⟨

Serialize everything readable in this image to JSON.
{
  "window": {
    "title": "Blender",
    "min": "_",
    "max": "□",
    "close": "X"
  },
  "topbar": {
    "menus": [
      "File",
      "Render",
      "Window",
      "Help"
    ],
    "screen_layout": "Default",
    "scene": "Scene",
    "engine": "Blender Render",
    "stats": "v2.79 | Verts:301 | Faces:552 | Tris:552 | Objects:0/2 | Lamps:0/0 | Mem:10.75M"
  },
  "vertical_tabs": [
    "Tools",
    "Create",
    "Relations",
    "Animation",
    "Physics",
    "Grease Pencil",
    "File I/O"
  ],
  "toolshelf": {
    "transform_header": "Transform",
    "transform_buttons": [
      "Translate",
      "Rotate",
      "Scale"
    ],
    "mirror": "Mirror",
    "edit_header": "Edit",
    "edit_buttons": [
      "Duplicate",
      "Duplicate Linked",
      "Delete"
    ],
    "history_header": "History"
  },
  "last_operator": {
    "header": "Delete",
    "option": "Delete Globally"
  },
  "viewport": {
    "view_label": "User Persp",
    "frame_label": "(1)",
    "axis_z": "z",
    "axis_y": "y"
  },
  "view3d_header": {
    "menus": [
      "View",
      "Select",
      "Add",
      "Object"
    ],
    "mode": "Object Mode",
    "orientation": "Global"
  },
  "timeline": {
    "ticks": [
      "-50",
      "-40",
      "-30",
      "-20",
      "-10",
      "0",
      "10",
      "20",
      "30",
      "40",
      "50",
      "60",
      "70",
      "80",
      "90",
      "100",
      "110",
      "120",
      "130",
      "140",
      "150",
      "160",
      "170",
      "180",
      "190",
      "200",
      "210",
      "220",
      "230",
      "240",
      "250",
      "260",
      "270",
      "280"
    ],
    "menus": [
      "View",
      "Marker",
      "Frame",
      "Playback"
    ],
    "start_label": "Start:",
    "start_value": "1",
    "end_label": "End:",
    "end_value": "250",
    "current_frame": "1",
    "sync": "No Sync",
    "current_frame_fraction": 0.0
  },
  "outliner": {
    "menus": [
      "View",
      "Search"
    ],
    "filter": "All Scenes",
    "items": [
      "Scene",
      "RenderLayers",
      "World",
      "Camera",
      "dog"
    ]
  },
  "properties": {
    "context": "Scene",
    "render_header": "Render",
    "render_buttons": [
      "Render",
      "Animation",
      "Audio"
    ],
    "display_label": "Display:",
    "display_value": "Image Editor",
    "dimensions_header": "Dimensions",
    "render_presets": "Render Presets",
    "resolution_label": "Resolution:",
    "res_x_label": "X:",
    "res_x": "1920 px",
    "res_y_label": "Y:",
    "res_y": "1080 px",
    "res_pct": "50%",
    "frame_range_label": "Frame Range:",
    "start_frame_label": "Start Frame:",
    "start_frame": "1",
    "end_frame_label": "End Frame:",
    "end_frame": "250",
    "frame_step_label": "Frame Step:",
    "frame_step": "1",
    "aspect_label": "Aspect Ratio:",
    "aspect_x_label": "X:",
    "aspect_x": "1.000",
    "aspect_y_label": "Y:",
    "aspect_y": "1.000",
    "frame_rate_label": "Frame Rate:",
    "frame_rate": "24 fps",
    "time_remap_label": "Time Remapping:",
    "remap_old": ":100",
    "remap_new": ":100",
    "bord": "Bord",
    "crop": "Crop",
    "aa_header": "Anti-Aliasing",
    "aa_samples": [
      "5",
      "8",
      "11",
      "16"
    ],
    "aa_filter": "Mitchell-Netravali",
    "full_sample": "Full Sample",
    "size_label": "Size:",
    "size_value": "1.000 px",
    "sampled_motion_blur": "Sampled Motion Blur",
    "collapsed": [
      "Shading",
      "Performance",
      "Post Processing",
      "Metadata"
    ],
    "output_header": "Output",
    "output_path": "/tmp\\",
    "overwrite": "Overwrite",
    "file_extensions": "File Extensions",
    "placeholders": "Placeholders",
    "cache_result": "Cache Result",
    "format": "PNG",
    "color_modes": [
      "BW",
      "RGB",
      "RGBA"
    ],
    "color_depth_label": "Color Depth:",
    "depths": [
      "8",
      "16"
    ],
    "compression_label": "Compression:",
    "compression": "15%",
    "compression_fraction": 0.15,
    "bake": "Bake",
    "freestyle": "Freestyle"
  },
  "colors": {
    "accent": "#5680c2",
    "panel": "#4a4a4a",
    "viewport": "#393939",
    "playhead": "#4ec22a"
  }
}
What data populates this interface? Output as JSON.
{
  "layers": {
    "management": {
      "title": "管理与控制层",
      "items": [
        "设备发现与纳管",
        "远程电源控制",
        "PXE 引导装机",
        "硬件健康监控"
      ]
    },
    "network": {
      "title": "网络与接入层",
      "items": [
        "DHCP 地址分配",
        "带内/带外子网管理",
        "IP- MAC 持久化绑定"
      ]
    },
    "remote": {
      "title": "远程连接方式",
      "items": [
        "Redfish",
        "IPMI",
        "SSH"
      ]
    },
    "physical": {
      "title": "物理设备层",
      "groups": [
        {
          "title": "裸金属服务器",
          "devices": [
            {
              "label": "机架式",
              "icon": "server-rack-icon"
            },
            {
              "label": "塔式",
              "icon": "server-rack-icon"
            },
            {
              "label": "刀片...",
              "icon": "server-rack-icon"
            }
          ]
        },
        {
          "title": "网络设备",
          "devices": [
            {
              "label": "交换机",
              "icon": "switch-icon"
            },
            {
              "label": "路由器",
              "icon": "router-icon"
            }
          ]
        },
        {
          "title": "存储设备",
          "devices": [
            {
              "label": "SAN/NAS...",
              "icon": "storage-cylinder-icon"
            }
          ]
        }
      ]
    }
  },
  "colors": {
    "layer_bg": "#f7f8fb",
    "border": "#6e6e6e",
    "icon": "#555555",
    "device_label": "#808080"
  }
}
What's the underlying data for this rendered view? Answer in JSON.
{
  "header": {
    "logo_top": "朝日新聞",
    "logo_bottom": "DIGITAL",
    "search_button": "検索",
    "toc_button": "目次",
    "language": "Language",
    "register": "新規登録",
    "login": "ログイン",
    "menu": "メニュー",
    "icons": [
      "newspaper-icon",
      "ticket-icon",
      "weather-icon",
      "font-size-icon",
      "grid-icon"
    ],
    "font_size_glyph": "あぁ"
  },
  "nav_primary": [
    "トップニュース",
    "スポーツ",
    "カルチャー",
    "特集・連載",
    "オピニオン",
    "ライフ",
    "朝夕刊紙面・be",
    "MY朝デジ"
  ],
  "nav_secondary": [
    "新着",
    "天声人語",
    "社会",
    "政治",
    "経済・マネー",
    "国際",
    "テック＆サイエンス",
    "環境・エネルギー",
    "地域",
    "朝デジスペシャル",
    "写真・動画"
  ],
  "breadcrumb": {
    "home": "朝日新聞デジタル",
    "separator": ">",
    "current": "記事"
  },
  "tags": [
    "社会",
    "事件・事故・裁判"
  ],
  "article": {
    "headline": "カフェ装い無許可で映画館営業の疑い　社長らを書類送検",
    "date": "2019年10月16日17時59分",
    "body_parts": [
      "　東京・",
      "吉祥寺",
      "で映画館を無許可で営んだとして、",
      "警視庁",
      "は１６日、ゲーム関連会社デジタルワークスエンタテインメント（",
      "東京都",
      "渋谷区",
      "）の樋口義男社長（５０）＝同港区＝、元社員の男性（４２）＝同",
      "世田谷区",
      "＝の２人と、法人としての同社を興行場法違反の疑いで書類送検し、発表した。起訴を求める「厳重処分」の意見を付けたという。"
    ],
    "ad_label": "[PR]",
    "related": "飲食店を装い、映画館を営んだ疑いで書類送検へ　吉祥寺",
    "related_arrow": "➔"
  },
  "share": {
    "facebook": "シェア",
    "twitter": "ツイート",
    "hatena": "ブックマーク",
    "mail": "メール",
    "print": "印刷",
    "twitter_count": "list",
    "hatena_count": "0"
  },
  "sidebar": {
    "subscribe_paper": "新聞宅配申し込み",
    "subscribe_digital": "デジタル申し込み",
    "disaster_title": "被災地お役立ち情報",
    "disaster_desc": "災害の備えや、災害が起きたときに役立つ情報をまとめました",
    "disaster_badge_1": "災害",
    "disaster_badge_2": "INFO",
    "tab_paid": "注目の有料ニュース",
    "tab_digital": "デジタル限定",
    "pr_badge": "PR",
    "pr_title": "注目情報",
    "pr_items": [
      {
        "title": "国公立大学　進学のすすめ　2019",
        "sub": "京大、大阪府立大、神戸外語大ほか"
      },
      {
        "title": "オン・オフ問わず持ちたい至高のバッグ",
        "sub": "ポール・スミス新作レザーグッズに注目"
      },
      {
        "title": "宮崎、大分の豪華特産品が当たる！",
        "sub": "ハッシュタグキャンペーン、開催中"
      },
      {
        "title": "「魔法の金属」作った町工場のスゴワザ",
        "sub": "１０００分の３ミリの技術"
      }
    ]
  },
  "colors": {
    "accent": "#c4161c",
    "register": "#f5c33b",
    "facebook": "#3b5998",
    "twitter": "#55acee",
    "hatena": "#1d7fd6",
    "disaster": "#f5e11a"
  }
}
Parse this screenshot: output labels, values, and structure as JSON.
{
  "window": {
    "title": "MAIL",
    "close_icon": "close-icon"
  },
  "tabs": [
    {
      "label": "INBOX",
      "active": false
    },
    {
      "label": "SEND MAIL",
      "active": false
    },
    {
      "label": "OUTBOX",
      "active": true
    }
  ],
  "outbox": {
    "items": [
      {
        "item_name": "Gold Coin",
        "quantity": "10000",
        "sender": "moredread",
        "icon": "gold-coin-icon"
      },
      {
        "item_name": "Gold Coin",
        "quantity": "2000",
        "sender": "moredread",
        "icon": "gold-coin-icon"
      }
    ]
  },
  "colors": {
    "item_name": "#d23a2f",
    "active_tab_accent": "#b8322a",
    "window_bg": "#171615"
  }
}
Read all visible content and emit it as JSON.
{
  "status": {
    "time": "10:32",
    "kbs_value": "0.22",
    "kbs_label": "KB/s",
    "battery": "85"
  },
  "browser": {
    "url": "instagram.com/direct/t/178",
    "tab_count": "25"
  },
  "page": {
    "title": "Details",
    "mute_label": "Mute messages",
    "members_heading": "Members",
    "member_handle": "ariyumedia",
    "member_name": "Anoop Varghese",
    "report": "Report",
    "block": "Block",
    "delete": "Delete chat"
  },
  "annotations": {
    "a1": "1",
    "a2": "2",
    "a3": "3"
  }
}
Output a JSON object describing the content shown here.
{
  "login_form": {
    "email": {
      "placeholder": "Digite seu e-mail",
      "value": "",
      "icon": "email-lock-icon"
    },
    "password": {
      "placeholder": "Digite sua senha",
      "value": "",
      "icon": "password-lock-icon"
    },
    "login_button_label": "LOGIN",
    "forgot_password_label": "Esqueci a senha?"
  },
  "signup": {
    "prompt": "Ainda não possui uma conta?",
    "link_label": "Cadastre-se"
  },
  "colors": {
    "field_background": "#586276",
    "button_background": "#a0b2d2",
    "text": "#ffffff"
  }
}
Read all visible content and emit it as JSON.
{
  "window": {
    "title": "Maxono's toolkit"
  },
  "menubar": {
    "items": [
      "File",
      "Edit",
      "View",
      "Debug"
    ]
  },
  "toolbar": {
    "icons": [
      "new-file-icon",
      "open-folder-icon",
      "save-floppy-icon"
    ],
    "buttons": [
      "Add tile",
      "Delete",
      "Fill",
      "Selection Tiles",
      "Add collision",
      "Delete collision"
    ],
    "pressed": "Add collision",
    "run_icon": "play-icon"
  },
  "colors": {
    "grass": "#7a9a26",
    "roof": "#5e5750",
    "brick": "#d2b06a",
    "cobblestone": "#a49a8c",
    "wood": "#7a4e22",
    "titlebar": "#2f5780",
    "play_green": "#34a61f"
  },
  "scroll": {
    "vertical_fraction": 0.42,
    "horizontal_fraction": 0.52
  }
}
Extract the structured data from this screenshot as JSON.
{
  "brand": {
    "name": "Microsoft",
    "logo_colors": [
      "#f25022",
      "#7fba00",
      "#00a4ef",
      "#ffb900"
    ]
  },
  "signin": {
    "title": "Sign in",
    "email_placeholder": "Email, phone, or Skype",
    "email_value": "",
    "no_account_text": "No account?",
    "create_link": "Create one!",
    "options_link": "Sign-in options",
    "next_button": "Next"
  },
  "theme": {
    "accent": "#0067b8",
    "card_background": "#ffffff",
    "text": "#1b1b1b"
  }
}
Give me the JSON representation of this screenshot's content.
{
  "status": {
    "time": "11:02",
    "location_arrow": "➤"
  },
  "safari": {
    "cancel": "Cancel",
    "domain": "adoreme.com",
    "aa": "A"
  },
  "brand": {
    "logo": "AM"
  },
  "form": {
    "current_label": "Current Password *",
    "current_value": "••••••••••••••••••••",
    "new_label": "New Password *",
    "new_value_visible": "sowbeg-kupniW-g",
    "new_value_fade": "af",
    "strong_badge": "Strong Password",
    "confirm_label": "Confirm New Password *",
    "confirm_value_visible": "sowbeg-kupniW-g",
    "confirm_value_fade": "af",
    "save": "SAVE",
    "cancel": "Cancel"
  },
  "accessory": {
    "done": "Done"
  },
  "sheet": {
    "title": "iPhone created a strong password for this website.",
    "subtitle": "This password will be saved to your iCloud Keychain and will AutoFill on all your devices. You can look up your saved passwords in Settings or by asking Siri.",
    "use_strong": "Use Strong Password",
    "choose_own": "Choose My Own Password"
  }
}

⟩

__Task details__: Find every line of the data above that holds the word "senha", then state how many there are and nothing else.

__Solution to this problem__: 2